For all the considerable star power inhabiting Hotel, it’s the Gustave/Mustafa relationship that fills most of the brisk 99 minute running time. And it’s the until now unknown impressive comedic chops of Fiennes that is by far the highlight. Known for being a serious actor, the actor seems to relish playing this zany character and spouting Anderson’s dialogue. I suspect he may become yet another staple of the director’s troupe (I hope so).

The production design and cinematography are fantastic. This is an absolutely gorgeous picture to look at and Anderson evens shoots Hotel in three different aspect ratios in relation to each time setting.

As already stated, the most rabid aficionados of Anderson’s work will adore this. Somewhat surprisingly – Budapest managed to breakthrough to the mainstream more than any other of his pictures with a wonderful $162 million worldwide gross. I say surprisingly because I put this on the same level with most of his other efforts. This is a consistently amusing comedy with spots of true hilarity. The moments where Anderson injects emotion into all the craziness feels a little forced, more so than it did in Tenenbaums or Moonrise Kingdom. And any comedy that puts Bill Murray in a scene and doesn’t let him do something funny earns a demerit.

Bottom line: if you’re in the Anderson makes pretentious fluff camp, you’ll still be. If you’re in the Anderson is a God camp, you’ll worship again. Or if you’re like me… you’ll appreciate its finest moments without coming close to uttering the word masterpiece.

*** (out of four)

 

 

Oscar Watch: The Grand Budapest Hotel

Yes, the Oscar ceremony celebrating the best of film in 2013 was just four days ago. Yes, it’s entirely too early to start speculating on next year’s Oscars.

Or perhaps not because tomorrow brings us what could be the first legitimate Oscar contender of 2014. It comes in the form of Wes Anderson’s The Grand Budapest Hotel.

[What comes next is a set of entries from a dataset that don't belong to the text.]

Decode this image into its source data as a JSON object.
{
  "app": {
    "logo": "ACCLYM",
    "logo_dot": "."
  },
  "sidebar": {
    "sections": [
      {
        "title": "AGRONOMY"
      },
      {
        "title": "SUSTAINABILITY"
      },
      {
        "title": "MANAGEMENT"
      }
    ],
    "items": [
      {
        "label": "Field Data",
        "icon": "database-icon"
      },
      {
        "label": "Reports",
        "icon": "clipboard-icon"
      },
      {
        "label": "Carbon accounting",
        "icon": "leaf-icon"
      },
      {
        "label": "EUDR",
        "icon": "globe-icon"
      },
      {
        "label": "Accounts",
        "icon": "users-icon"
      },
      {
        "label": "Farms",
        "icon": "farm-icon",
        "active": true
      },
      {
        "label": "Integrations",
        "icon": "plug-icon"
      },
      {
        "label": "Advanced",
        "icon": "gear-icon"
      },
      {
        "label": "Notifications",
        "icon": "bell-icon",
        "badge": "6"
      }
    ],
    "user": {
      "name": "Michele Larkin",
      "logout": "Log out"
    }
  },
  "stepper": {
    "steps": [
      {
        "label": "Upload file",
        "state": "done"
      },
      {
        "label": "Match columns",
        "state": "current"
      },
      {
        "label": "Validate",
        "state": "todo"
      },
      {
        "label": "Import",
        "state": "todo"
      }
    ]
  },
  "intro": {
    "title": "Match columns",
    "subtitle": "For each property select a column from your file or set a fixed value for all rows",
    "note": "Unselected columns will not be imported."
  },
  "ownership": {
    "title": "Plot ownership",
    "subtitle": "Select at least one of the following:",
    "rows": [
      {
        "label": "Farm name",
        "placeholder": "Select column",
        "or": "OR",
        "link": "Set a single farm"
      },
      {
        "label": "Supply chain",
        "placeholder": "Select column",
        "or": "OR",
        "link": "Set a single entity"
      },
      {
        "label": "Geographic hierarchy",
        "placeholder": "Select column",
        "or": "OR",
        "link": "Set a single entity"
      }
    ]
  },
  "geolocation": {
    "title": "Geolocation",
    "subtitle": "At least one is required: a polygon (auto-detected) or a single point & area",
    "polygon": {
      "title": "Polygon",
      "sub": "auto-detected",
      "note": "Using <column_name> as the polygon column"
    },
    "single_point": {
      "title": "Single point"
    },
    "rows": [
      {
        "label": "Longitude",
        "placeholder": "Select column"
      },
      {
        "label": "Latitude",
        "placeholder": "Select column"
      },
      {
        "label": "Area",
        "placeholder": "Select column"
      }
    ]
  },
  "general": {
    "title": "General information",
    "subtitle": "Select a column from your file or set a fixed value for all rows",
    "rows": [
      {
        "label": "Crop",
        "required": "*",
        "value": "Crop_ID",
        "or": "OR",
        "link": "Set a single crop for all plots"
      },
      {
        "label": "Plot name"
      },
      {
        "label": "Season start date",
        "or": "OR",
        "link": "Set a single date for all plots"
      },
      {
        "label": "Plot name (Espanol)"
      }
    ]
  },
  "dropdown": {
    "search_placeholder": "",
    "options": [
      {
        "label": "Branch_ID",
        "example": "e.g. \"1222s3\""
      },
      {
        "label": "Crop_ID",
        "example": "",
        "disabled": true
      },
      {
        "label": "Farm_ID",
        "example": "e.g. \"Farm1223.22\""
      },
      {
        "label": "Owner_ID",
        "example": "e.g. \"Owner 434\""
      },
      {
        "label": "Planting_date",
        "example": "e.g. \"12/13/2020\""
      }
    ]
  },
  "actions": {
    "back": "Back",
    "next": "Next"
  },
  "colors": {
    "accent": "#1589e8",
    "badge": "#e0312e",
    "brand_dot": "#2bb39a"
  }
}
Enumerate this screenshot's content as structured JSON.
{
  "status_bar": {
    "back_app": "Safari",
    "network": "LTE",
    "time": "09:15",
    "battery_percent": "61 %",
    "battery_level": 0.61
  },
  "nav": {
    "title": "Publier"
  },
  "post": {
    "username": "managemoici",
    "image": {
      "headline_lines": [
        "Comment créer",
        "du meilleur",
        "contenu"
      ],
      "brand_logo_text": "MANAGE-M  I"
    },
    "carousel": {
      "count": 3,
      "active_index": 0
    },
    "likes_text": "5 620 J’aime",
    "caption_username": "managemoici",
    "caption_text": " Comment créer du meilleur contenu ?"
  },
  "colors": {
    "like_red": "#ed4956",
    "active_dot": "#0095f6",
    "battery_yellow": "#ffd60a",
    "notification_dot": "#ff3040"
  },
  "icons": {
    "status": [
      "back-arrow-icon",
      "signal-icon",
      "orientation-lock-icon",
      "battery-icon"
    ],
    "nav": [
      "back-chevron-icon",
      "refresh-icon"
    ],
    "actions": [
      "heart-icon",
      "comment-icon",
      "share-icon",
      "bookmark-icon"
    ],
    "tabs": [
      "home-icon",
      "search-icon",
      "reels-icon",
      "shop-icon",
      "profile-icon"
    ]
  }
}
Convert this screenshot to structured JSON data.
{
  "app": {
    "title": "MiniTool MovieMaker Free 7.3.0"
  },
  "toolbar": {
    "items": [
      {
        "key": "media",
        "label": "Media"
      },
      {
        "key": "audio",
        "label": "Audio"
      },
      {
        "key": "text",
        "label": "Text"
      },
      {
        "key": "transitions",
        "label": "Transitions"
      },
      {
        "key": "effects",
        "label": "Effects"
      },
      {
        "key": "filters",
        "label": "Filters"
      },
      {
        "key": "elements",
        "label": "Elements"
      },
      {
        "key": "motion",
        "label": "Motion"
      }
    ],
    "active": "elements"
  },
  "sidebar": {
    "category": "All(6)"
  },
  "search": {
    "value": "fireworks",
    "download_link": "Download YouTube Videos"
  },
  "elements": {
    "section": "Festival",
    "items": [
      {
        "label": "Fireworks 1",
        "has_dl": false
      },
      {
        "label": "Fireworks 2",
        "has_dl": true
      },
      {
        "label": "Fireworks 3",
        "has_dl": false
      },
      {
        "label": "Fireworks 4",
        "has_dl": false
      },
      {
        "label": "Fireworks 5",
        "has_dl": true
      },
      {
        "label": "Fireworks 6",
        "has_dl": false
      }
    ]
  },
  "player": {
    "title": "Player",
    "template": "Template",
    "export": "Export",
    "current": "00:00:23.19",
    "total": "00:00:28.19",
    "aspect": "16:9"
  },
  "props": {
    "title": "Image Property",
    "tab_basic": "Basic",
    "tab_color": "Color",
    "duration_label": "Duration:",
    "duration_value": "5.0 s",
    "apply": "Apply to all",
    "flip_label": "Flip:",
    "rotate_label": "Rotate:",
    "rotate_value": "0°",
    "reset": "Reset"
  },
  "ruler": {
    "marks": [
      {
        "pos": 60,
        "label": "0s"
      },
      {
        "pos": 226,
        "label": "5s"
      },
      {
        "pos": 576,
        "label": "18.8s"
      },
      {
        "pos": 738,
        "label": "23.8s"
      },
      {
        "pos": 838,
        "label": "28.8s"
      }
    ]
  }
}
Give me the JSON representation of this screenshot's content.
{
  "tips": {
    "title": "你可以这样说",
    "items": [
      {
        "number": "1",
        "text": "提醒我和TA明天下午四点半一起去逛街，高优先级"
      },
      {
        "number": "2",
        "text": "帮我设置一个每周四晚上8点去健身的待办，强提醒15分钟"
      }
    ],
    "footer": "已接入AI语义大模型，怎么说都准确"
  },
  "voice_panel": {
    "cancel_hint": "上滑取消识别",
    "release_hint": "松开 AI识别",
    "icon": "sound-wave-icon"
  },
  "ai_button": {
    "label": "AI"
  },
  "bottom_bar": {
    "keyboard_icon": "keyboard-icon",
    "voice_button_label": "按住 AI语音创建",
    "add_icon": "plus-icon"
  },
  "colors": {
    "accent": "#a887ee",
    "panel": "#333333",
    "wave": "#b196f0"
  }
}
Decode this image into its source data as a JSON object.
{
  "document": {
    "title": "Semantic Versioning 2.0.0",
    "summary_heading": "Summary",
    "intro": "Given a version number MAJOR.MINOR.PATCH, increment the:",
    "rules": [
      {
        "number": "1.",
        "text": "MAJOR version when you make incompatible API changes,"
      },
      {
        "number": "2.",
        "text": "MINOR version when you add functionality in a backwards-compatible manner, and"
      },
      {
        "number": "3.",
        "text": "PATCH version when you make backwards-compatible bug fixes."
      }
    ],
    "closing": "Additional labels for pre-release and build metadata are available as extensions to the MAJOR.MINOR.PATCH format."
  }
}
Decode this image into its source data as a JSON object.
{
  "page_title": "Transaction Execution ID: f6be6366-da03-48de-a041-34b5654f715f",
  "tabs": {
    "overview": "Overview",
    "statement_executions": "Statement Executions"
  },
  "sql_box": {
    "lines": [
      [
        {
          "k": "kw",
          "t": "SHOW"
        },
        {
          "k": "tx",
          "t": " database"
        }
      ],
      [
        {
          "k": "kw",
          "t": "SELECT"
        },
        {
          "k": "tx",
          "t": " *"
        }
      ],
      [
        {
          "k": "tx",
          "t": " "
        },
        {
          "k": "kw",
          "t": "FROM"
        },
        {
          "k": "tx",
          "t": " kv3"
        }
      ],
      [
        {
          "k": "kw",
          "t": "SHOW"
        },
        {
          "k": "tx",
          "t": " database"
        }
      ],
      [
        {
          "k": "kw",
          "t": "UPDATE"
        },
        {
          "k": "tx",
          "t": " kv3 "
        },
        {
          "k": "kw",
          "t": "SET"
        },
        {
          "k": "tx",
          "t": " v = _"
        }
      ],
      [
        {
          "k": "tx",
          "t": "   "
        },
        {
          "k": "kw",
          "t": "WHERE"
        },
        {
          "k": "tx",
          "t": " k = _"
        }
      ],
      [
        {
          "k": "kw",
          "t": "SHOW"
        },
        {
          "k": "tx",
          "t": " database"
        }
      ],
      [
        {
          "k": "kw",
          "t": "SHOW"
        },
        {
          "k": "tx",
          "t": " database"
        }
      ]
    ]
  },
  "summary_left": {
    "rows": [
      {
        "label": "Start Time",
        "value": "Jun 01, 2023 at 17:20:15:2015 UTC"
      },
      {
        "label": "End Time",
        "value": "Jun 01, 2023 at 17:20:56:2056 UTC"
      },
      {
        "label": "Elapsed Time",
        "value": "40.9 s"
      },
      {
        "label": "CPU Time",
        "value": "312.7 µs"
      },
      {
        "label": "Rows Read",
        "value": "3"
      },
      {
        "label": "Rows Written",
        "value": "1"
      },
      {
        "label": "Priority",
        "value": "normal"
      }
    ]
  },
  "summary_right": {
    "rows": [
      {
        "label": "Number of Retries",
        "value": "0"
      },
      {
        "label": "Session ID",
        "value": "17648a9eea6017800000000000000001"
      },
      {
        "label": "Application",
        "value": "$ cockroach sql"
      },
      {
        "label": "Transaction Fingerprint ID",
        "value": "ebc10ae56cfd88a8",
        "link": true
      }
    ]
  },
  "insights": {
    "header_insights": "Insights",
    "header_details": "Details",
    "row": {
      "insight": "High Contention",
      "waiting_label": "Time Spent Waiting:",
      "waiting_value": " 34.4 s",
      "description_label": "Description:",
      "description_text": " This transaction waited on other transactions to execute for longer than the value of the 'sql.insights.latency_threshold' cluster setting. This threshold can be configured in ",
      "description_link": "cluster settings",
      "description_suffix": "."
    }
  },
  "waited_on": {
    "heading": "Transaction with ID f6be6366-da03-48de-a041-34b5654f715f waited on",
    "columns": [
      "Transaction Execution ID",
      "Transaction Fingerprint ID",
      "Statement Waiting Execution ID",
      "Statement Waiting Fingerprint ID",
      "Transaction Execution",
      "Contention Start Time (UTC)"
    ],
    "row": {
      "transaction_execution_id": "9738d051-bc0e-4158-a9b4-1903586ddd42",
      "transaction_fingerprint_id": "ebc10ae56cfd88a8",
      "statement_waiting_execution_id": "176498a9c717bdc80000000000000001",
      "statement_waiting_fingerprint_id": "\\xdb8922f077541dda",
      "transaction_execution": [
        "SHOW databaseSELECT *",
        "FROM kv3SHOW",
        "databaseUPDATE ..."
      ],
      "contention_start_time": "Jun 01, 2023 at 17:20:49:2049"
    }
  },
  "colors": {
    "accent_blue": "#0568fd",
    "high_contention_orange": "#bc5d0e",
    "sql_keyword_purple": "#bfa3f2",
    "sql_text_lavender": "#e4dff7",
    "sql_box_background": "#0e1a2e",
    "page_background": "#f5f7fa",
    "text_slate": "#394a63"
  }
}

Director/writer Anderson has a very loyal following that include most critics. Some of his acclaimed works include Bottle Rocket, Rushmore, The Royal Tenenbaums, Fantastic Mr. Fox, and Moonrise Kingdom. All were favorites in the critical community. None have received a Best Picture nomination.

There may a feeling that Anderson is due and Budapest could be that movie. It stands at a solid 87% so far on Rotten Tomatoes. It also has one heckuva cast – with lead Ralph Fiennes joining Adrien Brody, Willem Dafoe, Jeff Goldblum, Harvey Keitel, Jude Law, Bill Murray, Edward Norton, Saoirse Ronan, Jason Schwarztman, Tilda Swinton, Tom Wilkinson, and Owen Wilson. In early reviews, Fiennes has particularly been singled out and we could hear his name mentioned as a Best Actor candidate.

The picture has a great shot at a Best Original Screenplay nomination where Anderson has been nominated twice before for Tenenbaums and Kingdom. It goes without saying, but there’s no way to currently know how good a year 2014 will turn out to be. It’s not even out yet, but I’ll say with confidence that Budapest wouldn’t have been nominated in 2013.

However, 2013 was a rather strong year. With the combination of an overdue feeling for Anderson and current positive buzz, this is 2014’s first Oscar contender.